Living Lab for Plastic Interception, Detection and Monitoring in the Liesbeek River, Cape Town
In May 2021 an innovative set-up was installed in the Liesbeek River, Cape Town, to intercept and detect plastic as part of our Orange Knowledge Programme (OKP) ‘Bridging the water’. The OKP project aimed to bridge the gaps between theory & practice, research & implementation, education & workplace and engineers & operators by developing knowledge transfer and cooperation amongst stakeholders.
Photo of the Virtual Living Lab in November 2022
The living lab at the Liesbeek river’s riverbanks in Cape Town was a follow-up to the Virtual Living Lab: “Redesigning the Liesbeek River” in which 30 students from 5 partner institutions of the OKP project participated. In the midst of Covid-19, the follow-up project managed to create an on-the-ground impact in which Dutch and South-African partners could collaborate. By working together in the triple helix with the South African start-up The Litterboom Project, the Dutch start-up Obscape, the University of Cape Town, the TU Delft and the City of Cape Town, a valuable learning experience and cooperation started.
The innovative project set-up combined plastic waste collection from the river through the ‘Litterbooms’ of the Litterboom Project, with data collection through Obscape’s measuring equipment for research. For almost a year, the project group collected the waste and data. The result: they learned more about the relative composition of different types of material in the intercepted waste by sampling from the Litterbooms. On top of that, an automated litter detection algorithm was developed for operational detection of litter through camera images.

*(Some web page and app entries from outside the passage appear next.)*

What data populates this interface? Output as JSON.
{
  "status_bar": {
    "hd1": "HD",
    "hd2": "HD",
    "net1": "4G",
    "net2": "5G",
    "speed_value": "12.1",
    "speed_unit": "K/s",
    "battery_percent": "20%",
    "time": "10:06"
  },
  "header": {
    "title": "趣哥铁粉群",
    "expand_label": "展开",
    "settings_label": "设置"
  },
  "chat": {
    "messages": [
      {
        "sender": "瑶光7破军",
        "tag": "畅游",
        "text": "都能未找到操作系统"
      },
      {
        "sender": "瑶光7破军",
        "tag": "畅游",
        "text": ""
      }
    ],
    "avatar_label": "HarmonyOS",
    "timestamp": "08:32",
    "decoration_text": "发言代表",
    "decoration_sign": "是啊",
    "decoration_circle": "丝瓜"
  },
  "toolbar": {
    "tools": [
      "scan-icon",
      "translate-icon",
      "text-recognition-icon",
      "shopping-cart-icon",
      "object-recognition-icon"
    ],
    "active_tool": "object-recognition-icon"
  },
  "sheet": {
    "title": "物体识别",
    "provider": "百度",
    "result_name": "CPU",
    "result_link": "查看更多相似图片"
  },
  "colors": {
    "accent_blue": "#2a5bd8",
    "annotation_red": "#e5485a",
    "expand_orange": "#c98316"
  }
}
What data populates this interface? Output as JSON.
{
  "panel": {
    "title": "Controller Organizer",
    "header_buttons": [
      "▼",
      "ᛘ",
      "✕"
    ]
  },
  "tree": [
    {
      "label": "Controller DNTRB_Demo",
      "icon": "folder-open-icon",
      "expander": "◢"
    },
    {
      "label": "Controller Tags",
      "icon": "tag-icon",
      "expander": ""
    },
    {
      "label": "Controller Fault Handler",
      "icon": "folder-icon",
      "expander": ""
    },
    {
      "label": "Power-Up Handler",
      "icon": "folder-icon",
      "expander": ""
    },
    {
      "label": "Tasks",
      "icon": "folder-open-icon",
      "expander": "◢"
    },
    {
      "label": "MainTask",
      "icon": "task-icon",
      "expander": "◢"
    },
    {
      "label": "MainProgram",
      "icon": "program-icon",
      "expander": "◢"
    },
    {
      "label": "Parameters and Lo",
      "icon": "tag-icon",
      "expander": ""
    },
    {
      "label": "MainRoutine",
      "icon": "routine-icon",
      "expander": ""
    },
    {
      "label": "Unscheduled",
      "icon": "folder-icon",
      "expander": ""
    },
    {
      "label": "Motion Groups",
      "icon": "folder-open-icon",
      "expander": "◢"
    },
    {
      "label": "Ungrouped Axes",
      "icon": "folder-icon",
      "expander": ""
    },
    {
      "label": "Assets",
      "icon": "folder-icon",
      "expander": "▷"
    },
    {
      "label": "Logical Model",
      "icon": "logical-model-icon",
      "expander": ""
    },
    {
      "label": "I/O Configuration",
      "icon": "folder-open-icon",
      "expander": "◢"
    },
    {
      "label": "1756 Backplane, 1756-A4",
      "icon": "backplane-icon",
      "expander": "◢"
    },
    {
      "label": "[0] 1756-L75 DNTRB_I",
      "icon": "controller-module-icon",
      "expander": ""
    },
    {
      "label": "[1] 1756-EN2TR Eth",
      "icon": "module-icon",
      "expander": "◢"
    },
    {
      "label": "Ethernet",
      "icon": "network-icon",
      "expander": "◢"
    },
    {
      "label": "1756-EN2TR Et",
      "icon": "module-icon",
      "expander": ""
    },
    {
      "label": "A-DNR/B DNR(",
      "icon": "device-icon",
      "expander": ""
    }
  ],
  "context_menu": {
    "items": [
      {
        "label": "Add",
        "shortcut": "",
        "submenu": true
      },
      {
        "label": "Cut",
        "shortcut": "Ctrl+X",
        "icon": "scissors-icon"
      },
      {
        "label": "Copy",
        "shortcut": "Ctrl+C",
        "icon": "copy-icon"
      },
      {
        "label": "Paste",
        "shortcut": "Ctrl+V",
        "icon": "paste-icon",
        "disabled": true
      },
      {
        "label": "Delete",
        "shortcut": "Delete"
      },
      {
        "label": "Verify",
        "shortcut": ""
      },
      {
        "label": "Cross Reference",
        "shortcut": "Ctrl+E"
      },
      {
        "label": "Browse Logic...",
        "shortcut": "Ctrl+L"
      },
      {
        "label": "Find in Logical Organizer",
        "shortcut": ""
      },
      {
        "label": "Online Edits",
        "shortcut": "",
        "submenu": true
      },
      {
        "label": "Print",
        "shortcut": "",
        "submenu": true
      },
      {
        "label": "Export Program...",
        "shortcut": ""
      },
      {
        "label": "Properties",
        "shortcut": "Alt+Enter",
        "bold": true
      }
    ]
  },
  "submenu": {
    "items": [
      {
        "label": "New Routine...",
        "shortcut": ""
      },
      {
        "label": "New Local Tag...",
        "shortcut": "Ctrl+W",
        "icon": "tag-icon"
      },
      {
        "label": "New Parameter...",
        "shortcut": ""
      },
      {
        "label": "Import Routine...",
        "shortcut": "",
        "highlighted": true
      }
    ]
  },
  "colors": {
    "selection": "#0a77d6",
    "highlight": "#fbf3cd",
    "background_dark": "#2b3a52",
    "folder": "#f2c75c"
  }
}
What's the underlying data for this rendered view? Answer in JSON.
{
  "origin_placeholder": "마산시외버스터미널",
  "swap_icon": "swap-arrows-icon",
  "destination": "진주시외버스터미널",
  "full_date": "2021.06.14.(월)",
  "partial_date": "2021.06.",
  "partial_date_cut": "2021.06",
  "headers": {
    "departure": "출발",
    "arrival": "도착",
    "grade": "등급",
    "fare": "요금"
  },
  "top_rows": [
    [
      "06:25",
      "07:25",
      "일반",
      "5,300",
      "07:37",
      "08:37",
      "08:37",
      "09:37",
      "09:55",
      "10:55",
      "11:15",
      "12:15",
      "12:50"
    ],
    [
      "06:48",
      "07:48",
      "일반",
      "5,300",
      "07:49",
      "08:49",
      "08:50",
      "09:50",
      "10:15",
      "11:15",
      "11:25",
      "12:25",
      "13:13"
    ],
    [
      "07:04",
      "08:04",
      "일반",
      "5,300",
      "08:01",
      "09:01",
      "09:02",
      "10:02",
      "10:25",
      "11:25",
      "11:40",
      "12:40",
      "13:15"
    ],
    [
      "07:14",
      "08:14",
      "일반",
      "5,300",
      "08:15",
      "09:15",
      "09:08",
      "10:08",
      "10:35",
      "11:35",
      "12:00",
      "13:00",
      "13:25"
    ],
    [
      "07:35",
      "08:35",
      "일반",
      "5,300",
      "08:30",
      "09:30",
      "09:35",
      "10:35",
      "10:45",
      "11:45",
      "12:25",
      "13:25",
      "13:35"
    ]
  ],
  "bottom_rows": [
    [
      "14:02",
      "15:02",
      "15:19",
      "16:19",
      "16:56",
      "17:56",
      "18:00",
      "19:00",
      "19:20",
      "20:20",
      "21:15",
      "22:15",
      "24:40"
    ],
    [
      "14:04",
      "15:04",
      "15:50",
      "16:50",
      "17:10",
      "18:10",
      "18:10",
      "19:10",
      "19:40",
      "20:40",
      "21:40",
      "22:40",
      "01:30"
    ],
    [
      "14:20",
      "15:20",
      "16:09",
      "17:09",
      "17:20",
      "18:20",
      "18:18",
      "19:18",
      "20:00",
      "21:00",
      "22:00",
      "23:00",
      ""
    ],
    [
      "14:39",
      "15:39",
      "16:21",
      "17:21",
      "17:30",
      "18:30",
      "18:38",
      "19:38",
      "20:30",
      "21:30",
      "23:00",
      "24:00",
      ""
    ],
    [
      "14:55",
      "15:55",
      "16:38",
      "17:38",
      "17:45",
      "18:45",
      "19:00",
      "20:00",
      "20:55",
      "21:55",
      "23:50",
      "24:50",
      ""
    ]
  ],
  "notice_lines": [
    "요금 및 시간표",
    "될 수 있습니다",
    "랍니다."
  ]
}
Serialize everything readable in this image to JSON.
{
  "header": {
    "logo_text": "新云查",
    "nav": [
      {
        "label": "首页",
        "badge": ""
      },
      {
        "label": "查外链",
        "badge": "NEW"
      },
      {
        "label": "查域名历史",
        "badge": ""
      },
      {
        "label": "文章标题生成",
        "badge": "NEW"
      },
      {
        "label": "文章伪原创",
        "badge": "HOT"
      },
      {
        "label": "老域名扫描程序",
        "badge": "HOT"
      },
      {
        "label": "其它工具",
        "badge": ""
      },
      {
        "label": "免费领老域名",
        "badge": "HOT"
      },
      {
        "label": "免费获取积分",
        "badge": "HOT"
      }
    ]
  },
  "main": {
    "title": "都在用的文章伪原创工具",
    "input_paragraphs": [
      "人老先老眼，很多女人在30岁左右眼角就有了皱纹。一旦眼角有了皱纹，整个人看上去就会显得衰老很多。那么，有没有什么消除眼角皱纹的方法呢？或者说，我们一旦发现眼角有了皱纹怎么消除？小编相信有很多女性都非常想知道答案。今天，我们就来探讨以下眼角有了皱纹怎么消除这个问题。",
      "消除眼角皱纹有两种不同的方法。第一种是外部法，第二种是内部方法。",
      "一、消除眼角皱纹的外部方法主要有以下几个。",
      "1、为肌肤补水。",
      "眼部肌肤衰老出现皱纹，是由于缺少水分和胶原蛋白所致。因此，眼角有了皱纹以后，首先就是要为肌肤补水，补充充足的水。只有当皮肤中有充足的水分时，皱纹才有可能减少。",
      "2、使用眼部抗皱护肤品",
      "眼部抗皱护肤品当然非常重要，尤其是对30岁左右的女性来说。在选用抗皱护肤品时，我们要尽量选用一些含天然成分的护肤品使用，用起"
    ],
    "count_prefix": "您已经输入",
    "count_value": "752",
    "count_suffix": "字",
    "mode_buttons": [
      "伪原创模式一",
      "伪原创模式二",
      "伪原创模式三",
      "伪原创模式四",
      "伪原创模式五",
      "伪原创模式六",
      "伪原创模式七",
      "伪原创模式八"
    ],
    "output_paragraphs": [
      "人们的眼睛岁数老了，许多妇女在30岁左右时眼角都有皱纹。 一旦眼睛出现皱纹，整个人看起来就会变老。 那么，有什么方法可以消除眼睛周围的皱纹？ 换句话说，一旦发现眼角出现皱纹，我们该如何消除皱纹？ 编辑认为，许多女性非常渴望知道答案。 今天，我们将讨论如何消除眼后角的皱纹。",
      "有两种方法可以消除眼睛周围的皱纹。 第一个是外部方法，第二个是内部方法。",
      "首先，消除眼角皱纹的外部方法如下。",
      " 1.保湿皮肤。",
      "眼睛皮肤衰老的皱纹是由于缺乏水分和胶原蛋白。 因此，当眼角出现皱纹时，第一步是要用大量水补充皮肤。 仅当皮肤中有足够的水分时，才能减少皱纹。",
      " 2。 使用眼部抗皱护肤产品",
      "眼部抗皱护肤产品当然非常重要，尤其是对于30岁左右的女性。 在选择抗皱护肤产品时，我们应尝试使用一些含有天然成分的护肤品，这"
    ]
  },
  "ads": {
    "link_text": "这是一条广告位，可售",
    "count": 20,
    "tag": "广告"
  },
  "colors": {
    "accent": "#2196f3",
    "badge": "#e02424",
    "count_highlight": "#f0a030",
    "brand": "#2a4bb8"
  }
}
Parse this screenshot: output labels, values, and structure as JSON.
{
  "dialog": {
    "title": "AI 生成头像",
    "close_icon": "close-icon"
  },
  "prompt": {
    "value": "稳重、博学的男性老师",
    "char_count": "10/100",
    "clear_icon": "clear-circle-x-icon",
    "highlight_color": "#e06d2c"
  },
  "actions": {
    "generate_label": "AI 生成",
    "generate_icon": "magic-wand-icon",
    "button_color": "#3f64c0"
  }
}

The experience and contacts gained in Cape Town gives follow-up for both Litterboom and Obscape. The Litterboom Project has already installed several other booms throughout Cape Town, and this presence is expected to grow. Furthermore, Litterboom and Obscape will continue to work together at several sites throughout South Africa, combining the waste collection with data collection.
Why are the Litterbooms and research necessary? Global river systems contribute to the greatest volume of marine plastic pollution when reaching the oceans. There is an urgent need for interception solutions, as well as to understand how these rivers can be remediated from both plastic pollution and other contaminants. The Living Lab in the Liesbeek river in Cape Town offered a great opportunity to gain more knowledge on this problem and collaborate with different stakeholders.
Cameron Service and Max Radermacher from Obscape tell more about the project in the video: